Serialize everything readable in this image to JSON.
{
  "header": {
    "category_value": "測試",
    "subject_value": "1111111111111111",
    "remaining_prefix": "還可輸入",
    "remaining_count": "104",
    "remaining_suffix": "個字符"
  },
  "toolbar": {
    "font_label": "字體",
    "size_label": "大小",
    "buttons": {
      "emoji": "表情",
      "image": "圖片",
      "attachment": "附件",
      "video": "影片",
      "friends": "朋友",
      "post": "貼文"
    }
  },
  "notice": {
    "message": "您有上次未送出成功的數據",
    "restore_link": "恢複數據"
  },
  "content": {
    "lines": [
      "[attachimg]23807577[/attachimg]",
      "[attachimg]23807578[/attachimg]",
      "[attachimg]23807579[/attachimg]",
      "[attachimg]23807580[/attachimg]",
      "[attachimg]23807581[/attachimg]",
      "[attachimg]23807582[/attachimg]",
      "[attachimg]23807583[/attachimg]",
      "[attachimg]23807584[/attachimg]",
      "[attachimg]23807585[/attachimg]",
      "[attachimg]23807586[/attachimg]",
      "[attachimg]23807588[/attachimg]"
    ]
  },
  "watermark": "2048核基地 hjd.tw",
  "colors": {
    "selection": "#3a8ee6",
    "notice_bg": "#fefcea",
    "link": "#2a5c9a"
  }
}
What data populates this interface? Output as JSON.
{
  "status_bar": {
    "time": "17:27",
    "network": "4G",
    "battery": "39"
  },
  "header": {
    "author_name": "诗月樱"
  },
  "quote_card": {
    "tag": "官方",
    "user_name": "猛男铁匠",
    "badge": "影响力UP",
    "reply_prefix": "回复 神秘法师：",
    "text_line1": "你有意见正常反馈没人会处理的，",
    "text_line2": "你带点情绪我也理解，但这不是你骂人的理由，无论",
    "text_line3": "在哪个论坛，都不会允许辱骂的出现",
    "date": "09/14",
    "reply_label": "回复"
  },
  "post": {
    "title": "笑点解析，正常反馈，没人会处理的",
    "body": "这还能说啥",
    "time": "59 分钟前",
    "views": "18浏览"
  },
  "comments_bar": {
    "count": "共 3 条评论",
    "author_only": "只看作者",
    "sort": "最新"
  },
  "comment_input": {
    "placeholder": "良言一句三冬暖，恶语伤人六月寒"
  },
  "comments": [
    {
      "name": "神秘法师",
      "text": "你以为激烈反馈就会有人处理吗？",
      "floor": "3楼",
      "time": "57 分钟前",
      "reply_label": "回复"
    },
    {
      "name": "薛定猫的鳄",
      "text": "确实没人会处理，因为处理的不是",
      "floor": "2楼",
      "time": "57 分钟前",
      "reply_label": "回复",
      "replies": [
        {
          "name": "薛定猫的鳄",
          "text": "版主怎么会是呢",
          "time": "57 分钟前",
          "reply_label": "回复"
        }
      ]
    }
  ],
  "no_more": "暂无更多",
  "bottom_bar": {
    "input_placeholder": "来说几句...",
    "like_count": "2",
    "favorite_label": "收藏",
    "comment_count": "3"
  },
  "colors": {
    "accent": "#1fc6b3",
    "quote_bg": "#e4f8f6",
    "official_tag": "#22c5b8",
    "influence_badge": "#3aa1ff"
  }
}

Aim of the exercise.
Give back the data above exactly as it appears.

Reply.
Serialize everything readable in this image to JSON.
{
  "header": {
    "category_value": "測試",
    "subject_value": "1111111111111111",
    "remaining_prefix": "還可輸入",
    "remaining_count": "104",
    "remaining_suffix": "個字符"
  },
  "toolbar": {
    "font_label": "字體",
    "size_label": "大小",
    "buttons": {
      "emoji": "表情",
      "image": "圖片",
      "attachment": "附件",
      "video": "影片",
      "friends": "朋友",
      "post": "貼文"
    }
  },
  "notice": {
    "message": "您有上次未送出成功的數據",
    "restore_link": "恢複數據"
  },
  "content": {
    "lines": [
      "[attachimg]23807577[/attachimg]",
      "[attachimg]23807578[/attachimg]",
      "[attachimg]23807579[/attachimg]",
      "[attachimg]23807580[/attachimg]",
      "[attachimg]23807581[/attachimg]",
      "[attachimg]23807582[/attachimg]",
      "[attachimg]23807583[/attachimg]",
      "[attachimg]23807584[/attachimg]",
      "[attachimg]23807585[/attachimg]",
      "[attachimg]23807586[/attachimg]",
      "[attachimg]23807588[/attachimg]"
    ]
  },
  "watermark": "2048核基地 hjd.tw",
  "colors": {
    "selection": "#3a8ee6",
    "notice_bg": "#fefcea",
    "link": "#2a5c9a"
  }
}
What data populates this interface? Output as JSON.
{
  "status_bar": {
    "time": "17:27",
    "network": "4G",
    "battery": "39"
  },
  "header": {
    "author_name": "诗月樱"
  },
  "quote_card": {
    "tag": "官方",
    "user_name": "猛男铁匠",
    "badge": "影响力UP",
    "reply_prefix": "回复 神秘法师：",
    "text_line1": "你有意见正常反馈没人会处理的，",
    "text_line2": "你带点情绪我也理解，但这不是你骂人的理由，无论",
    "text_line3": "在哪个论坛，都不会允许辱骂的出现",
    "date": "09/14",
    "reply_label": "回复"
  },
  "post": {
    "title": "笑点解析，正常反馈，没人会处理的",
    "body": "这还能说啥",
    "time": "59 分钟前",
    "views": "18浏览"
  },
  "comments_bar": {
    "count": "共 3 条评论",
    "author_only": "只看作者",
    "sort": "最新"
  },
  "comment_input": {
    "placeholder": "良言一句三冬暖，恶语伤人六月寒"
  },
  "comments": [
    {
      "name": "神秘法师",
      "text": "你以为激烈反馈就会有人处理吗？",
      "floor": "3楼",
      "time": "57 分钟前",
      "reply_label": "回复"
    },
    {
      "name": "薛定猫的鳄",
      "text": "确实没人会处理，因为处理的不是",
      "floor": "2楼",
      "time": "57 分钟前",
      "reply_label": "回复",
      "replies": [
        {
          "name": "薛定猫的鳄",
          "text": "版主怎么会是呢",
          "time": "57 分钟前",
          "reply_label": "回复"
        }
      ]
    }
  ],
  "no_more": "暂无更多",
  "bottom_bar": {
    "input_placeholder": "来说几句...",
    "like_count": "2",
    "favorite_label": "收藏",
    "comment_count": "3"
  },
  "colors": {
    "accent": "#1fc6b3",
    "quote_bg": "#e4f8f6",
    "official_tag": "#22c5b8",
    "influence_badge": "#3aa1ff"
  }
}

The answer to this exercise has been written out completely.